In the United Kingdom, candidates to the House of Commons are elected in single-member constituencies districts with the first-past-the-post system: an elector can cast one vote for at most one candidate, the winner is the one who has the most votes.
With this system, the last general elections (December 12, 2019) were trumpeted to be a triumph for Boris Johnson because the Conservative Party won a very comfortable majority of seats – 365 out of 650 seats (or 56.2%). But, if a proportional system was used (as in the European Parliament elections, see Table 1), the results and their interpretation change drastically: the Conservative Party, with 43.6% of the votes, would obtain only 284 seats, and the coalition (Labour, the SNP, the LibDem and the Greens) would have won a majority of seats (209+25+75+18=327 out of 650).
Such distortion is not specific to this election. The impressive 61% number of seats of Margaret Thatcher in 1983 was obtained with 42.4% of the votes and when in 2005 Tony Blair's Labour Party won a comfortable majority of 55.1% of the seats, he did it with 35.2% of the votes: only 3% away from the “worst defeat” of Jeremy Corbyn (32.2%). Almost the same results but not the same interpretation.
Tony Blair did it with 35.2% of the votes: only 3% away from the “worst defeat” of Jeremy Corbyn (32.2%).
If distortion is partially due to single-member constituencies, making the outcome sensitive to regionalism and geographic lines (cosmopolitans voted to remain, while rural areas voted to leave), this is mainly caused by the first-past-the-post system, because voters on the same side may end up splitting their votes between several parties.
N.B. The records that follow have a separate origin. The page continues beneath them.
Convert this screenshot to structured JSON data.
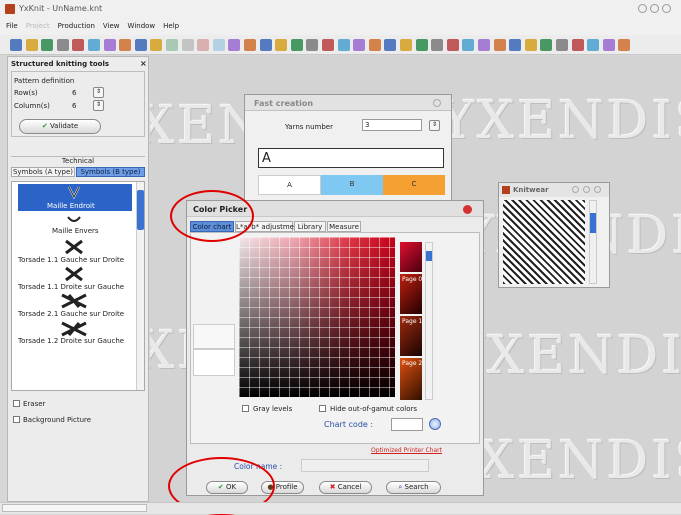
{
  "window": {
    "title": "YxKnit - UnName.knt",
    "controls": [
      "minimize",
      "maximize",
      "close"
    ]
  },
  "menubar": {
    "items": [
      "File",
      "Project",
      "Production",
      "View",
      "Window",
      "Help"
    ]
  },
  "toolbar": {
    "icon_count": 40
  },
  "left_panel": {
    "title": "Structured knitting tools",
    "pattern_label": "Pattern definition",
    "rows_label": "Row(s)",
    "rows_value": "6",
    "cols_label": "Column(s)",
    "cols_value": "6",
    "validate_label": "Validate",
    "technical_label": "Technical",
    "tabs": [
      "Symbols (A type)",
      "Symbols (B type)"
    ],
    "symbols": [
      "Maille Endroit",
      "Maille Envers",
      "Torsade 1.1 Gauche sur Droite",
      "Torsade 1.1 Droite sur Gauche",
      "Torsade 2.1 Gauche sur Droite",
      "Torsade 1.2 Droite sur Gauche"
    ],
    "eraser_label": "Eraser",
    "background_label": "Background Picture"
  },
  "fast_creation": {
    "title": "Fast creation",
    "yarns_label": "Yarns number",
    "yarns_value": "3",
    "name_value": "A",
    "yarns": [
      {
        "label": "A",
        "color": "#ffffff"
      },
      {
        "label": "B",
        "color": "#7ec8f2"
      },
      {
        "label": "C",
        "color": "#f5a033"
      }
    ]
  },
  "knitwear": {
    "title": "Knitwear"
  },
  "color_picker": {
    "title": "Color Picker",
    "tabs": [
      "Color chart",
      "L*a*b* adjustment",
      "Library",
      "Measure"
    ],
    "pages": [
      "Page 0",
      "Page 1",
      "Page 2"
    ],
    "gray_label": "Gray levels",
    "gamut_label": "Hide out-of-gamut colors",
    "chart_code_label": "Chart code :",
    "printer_link": "Optimized Printer Chart",
    "color_name_label": "Color name :",
    "buttons": {
      "ok": "OK",
      "profile": "Profile",
      "cancel": "Cancel",
      "search": "Search"
    },
    "colors": {
      "accent_red": "#e00000",
      "header_blue": "#3a4e8a"
    }
  },
  "workspace": {
    "watermark": "YXENDIS"
  }
}
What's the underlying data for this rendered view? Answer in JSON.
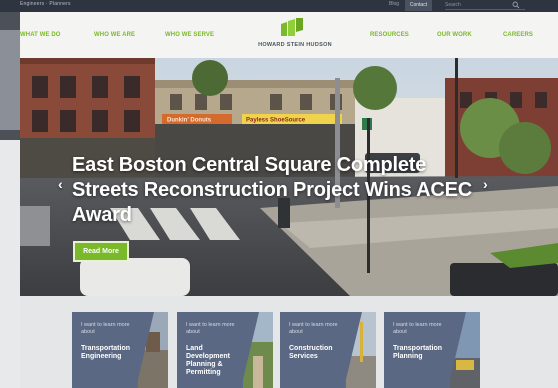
{
  "utility_bar": {
    "breadcrumb": "Engineers · Planners",
    "blog_label": "Blog",
    "contact_label": "Contact",
    "search_placeholder": "Search"
  },
  "nav": {
    "links": [
      {
        "label": "WHAT WE DO"
      },
      {
        "label": "WHO WE ARE"
      },
      {
        "label": "WHO WE SERVE"
      },
      {
        "label": "RESOURCES"
      },
      {
        "label": "OUR WORK"
      },
      {
        "label": "CAREERS"
      }
    ],
    "logo_text": "HOWARD STEIN HUDSON"
  },
  "hero": {
    "headline": "East Boston Central Square Complete Streets Reconstruction Project Wins ACEC Award",
    "read_more_label": "Read More",
    "prev_arrow": "‹",
    "next_arrow": "›",
    "storefront_signs": [
      "Dunkin' Donuts",
      "Payless ShoeSource",
      "Payless"
    ]
  },
  "services": {
    "cards": [
      {
        "pre": "I want to learn more about",
        "title": "Transportation Engineering"
      },
      {
        "pre": "I want to learn more about",
        "title": "Land Development Planning & Permitting"
      },
      {
        "pre": "I want to learn more about",
        "title": "Construction Services"
      },
      {
        "pre": "I want to learn more about",
        "title": "Transportation Planning"
      }
    ]
  },
  "colors": {
    "brand_green": "#7ab929",
    "utility_bar": "#2f3540",
    "card_blue": "#5b6883"
  }
}
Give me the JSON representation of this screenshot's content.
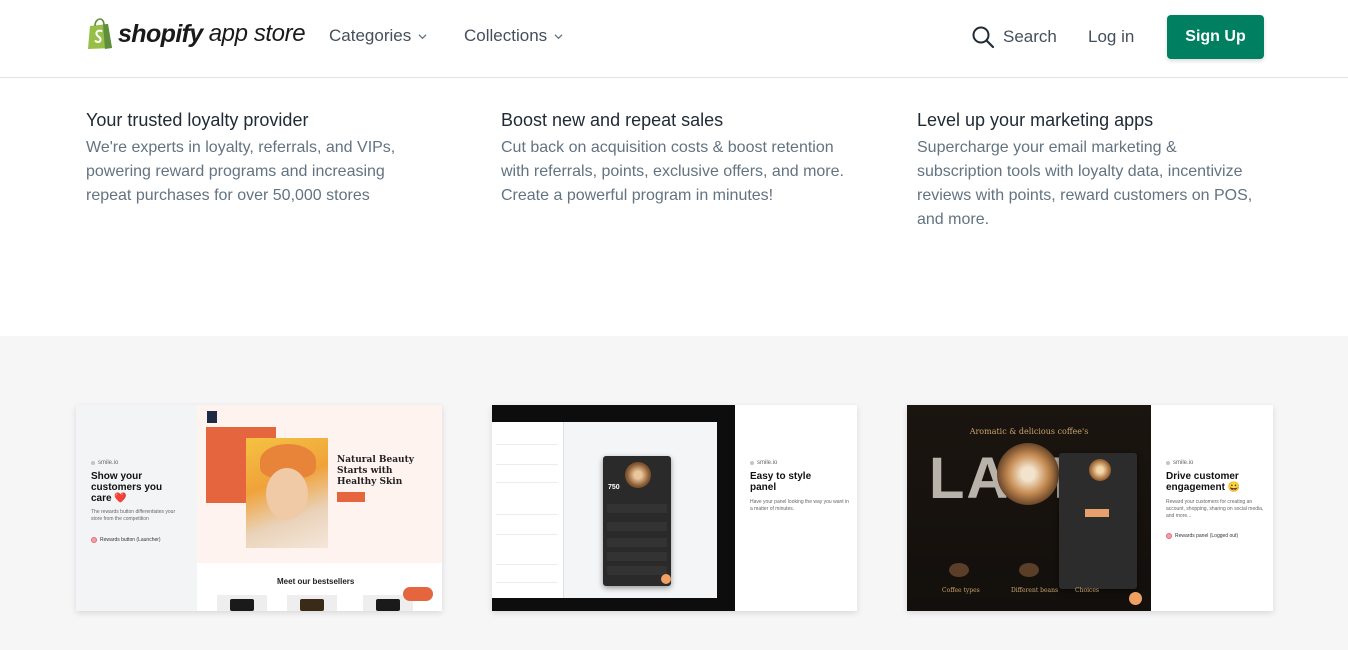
{
  "header": {
    "logo_word": "shopify",
    "logo_sub": "app store",
    "nav": [
      {
        "label": "Categories"
      },
      {
        "label": "Collections"
      }
    ],
    "search_label": "Search",
    "login_label": "Log in",
    "signup_label": "Sign Up",
    "signup_color": "#008060"
  },
  "features": [
    {
      "title": "Your trusted loyalty provider",
      "text": "We're experts in loyalty, referrals, and VIPs, powering reward programs and increasing repeat purchases for over 50,000 stores"
    },
    {
      "title": "Boost new and repeat sales",
      "text": "Cut back on acquisition costs & boost retention with referrals, points, exclusive offers, and more. Create a powerful program in minutes!"
    },
    {
      "title": "Level up your marketing apps",
      "text": "Supercharge your email marketing & subscription tools with loyalty data, incentivize reviews with points, reward customers on POS, and more."
    }
  ],
  "cards": [
    {
      "brand": "smile.io",
      "title": "Show your customers you care ❤️",
      "desc": "The rewards button differentiates your store from the competition",
      "pill": "Rewards button (Launcher)",
      "hero_headline": "Natural Beauty Starts with Healthy Skin",
      "bottom_title": "Meet our bestsellers"
    },
    {
      "brand": "smile.io",
      "title": "Easy to style panel",
      "desc": "Have your panel looking the way you want in a matter of minutes.",
      "points": "750"
    },
    {
      "brand": "smile.io",
      "title": "Drive customer engagement 😀",
      "desc": "Reward your customers for creating an account, shopping, sharing on social media, and more...",
      "pill": "Rewards panel (Logged out)",
      "hero_title": "Aromatic & delicious coffee's",
      "hero_word": "LATTE",
      "captions": [
        "Coffee types",
        "Different beans",
        "Choices"
      ]
    }
  ]
}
Many races can be won by candidates who have less than 40% of the votes in their districts even when the margin over the second highest is small. A party with 10% votes spread fairly evenly throughout the country could easily end up with no seat. In the last election, one LibDem seat at the House of Commons represents 336,038 votes while one Conservative seat represents 10 times less (38,265 votes). Or, the LibDems with 11.6% of the votes got 11 seats, while the SNP with 3.9% got 48 seats.
The LibDems with 11.6% of the votes got 11 seats, while the SNP with 3.9% got 48 seats.
Fair Majority Voting
A different mechanism – fair majority voting FMV – can guarantee proportional representation while maintaining single-member constituencies. Voters vote as they do in the current system: for a candidate of a party in their district. But at the end, every party is apportioned a number of seats according to its country total vote and an elaborate algorithm computes which candidates of each party is elected in each district.
Despite its perceived complexity, it was adopted in several cantons in Switzerland. Following the 2002 Zürich City Parliament election, a citizen filed a suit in the Swiss Federal Court, claiming that the electoral law had violated his constitutional right to an equal vote. In December 2002, the Court ruled that indeed, the electoral law did violate the constitutionally guaranteed proportional representation principle.
The Zürich department of the interior found the bi-proportional apportionment method more to its liking. It is fair majority voting but for multi-member constituencies. This mechanism is used in the canton of Zürich since 2006, Schaffhausen 2008, Aargau 2009, Zug 2014 and Nidwalden 2014. In Zug, the bi-proportional method was adopted by referendum, obtaining 81% of the votes against the status quo; in Nidwalden it was adopted by 57% of the votes in a field of five possibilities. In all cases, the large political parties actively campaigned against it.
FMV has a drawback: the winner of a district is not necessarily its “best” representative because the designated winner may not be the one having the highest first-past-the-post score in the district (and this happens very often, however much is needed to restore proportionality). Swiss voters accepted that drawback, but perhaps UK voters would not.
Majority Judgment, a new voting method, avoids vote splitting while maintaining single-member constituencies and guaranteeing that the winner of a district is its best representative. Instead of voting for one candidate, a voter evaluates all the candidates of her district by assigning to each a grade “Excellent, Very good, Good, Poor or Terrible”. Majority Judgment avoids vote splitting because a voter can give her highest grade to several candidates and by its design, it elects in each district the candidate best evaluated by a majority. This method does not guarantee proportional representation, though theoretical and experimental results suggest that majority judgment induces more representation than most known systems (Approval Voting, Range Voting, STV, two-past-the-post, Borda and Condorcet methods).
The first-past-the-post millennium electoral system, a pure invention, is unfair and easily manipulable by candidates and partisan voters. Several modern voting methods have been invented by scientists, and are implemented. Let’s open a debate to get democracy done !
M. Balinski (2008). Fair majority voting (or how to eliminate gerrymandering), American Mathematical Monthly 115, 97-113.
M. Balinski and G. Demange (1989). An axiomatic approach to proportionality between matrices,” Mathematics of Operations Research 14, 700-719.
F. Pukelsheim (2013). Proportional Representation: Apportionment Methods and Their Applications. Springer.
M. Balinski and R. Laraki (2011). Majority Judgment: Measuring, Ranking, and Electing, M.I.T. Press